Tag Archives: propaganda

Evidence of Anti-China Reporting Bias in the IHT/NYT

In “Chinese students shed restraint in America” (IHT, Apr 30, published as “Chinese students in U.S. fight image of their home” on the NYT on Apr 29) Chou Wu, a Chinese doctorate student in the USA, is quoted by Shaila Dewan (in co-operation with Michael Anti) as saying that “Western media is even more biased than Chinese media“.

Ironically, in order to find evidence for his claim, Mr Wu should look no further than Ms Dewan’s article!

In fact, after reporting that Chinese students in America believe to be “still neglected or misunderstood (by Western news media) as either brainwashed or manipulated by the (Chinese) government“, Ms Dewan dutifully proceeds to portray those same students as…brainwashed and/or manipulated.

They are described as authoritarian, zealot nationalist prone to threats against Tibetans, also because “demonstrators couldintend to return home (too)”.

Ms Dewan even leaves the last word to Lionel Jensen, of the University of Notre Dame, IN, stating that Chinese students “dont’ ask” if Tibetans wanted the “aggressive modernization” brought by China to Tibet.

That doesn’t bode well for the impartiality of the article: a feeling that is confirmed when we are told that Chinese students’ “handouts on Tibet and Chinacontained a jumble of abbreviated history, slogans and maps with little context“.

Is “jumble” the appropriate word for a reporting piece? Methinks there is too much contempt for the report’s subject showing there.

We have to take Ms Dewan’s word for her judgements, as the only detail provided concerns “a chart showing infant mortality in Tibet had plummeted since 1951” (a positive thing if there ever was any). Alas, we are told, the students “did not provide any means for comparison with mortality rates in China or other countries“.

Too bad one is left none the wiser, as Ms Dewan herself provides no such a comparison either.

Once upon a time newspapers clearly separated news from news analysis. And journalists tried to report impartially. I know, that may be the stuff of Utopia nowadays, but is nobody trying anymore?

Lo Scandalo Fasullo Berlusconi-Sacca’

Quanto rumore su La Repubblica riguardo l’intercettazione pubblicata di una telefonata fra Silvio Berlusconi e Agostino Sacca’ della Rai…

Avendone letta la trascrizione pero’, a me sembrano i soliti discorsi all’italiana che hanno fatto la fortuna di tanti film di Alberto Sordi svariati decenni fa (altro che fantasie di Curzio Maltese su “la politica al tempo di Berlusconi“).

Quali parti della conversazione sono da gran scandalo?

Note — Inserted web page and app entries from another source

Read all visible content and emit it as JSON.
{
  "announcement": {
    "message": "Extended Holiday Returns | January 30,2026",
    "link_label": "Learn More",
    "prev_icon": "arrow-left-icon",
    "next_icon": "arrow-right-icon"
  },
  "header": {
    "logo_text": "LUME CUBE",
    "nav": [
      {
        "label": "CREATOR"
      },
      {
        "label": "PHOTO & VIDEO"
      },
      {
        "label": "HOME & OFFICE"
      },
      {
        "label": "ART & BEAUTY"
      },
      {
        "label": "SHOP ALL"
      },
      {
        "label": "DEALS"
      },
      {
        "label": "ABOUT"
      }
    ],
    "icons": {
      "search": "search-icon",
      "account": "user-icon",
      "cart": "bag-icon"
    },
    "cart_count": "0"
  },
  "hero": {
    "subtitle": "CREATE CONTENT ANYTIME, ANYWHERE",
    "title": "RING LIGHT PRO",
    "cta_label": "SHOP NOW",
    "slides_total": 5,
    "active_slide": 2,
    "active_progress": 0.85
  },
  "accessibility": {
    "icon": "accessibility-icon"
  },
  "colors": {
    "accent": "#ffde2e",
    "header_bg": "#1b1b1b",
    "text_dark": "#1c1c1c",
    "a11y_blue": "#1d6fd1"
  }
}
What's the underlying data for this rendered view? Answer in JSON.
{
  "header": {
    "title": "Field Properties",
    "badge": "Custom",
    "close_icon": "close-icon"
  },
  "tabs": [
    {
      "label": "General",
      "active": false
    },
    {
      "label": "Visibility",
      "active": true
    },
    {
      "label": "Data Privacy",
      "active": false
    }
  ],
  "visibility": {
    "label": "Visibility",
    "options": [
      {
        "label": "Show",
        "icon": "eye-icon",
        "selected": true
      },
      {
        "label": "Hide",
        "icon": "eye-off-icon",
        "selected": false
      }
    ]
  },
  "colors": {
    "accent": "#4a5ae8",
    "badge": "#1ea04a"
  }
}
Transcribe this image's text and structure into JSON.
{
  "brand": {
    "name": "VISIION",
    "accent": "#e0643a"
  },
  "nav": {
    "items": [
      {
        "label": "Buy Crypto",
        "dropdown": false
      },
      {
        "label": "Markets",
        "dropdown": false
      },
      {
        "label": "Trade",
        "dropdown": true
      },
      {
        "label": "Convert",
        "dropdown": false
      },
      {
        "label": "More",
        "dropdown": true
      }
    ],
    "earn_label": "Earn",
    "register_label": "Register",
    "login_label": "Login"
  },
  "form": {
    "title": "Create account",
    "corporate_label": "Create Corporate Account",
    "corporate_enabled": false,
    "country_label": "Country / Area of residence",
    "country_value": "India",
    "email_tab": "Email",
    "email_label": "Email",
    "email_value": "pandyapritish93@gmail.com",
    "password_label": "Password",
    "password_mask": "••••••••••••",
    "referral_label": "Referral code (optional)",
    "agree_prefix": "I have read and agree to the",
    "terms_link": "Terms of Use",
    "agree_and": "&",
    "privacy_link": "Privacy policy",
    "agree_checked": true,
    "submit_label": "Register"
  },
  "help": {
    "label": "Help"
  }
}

Boh? (per favore se qualcuno puo’, citi)

La Repubblica ultimamente non si tira indietro quando c’e’ da sollevare un polverone, anche in maniera assolutamente speciosa, come il finto scoop sul finto plagio di un comico americano da parte di Daniele Luttazzi. E uno allora comincia a dubitare se quanto riferito riguardo Treviso sia vero, o un altro concentrato di propaganda.

Doris Lessing on “Raising Consciousness”

The IHT decided to reprint today a June 1992 Op-Ed piece on The New York Times by Doris Lessing: “On Political Correctness – Questions you should never ask a writer

The topicality of some of the thoughts of the Nobel Laureate in Literature for 2007 is uncanny:

[…] ways of thinking that were either born under Communism or strengthened by Communism still govern our lives […] The first point: language. It is not a new thought that Communism debased language and, with language, thought […]

The second point is linked with the first. Powerful ideas affecting our behavior can be visible only in brief sentences, even a phrase – a catch phrase. All writers are asked this question by interviewers: “Do you think a writer should. . .?” “Ought writers to. . .?” […]

the assumption behind the words is that all writers should do the same thing, whatever it is. […] Another is “commitment,” so much in vogue not long ago. Is so and so a committed writer?

A successor to “commitment” is “raising consciousness.” This is double-edged. The people whose consciousness is being raised may be given information they most desperately lack and need, may be given moral support they need. But the process nearly always means that the pupil gets only the propaganda the instructor approves of.

“Raising consciousness,” like “commitment,” like “political correctness,” is a continuation of that old bully, the party line. […]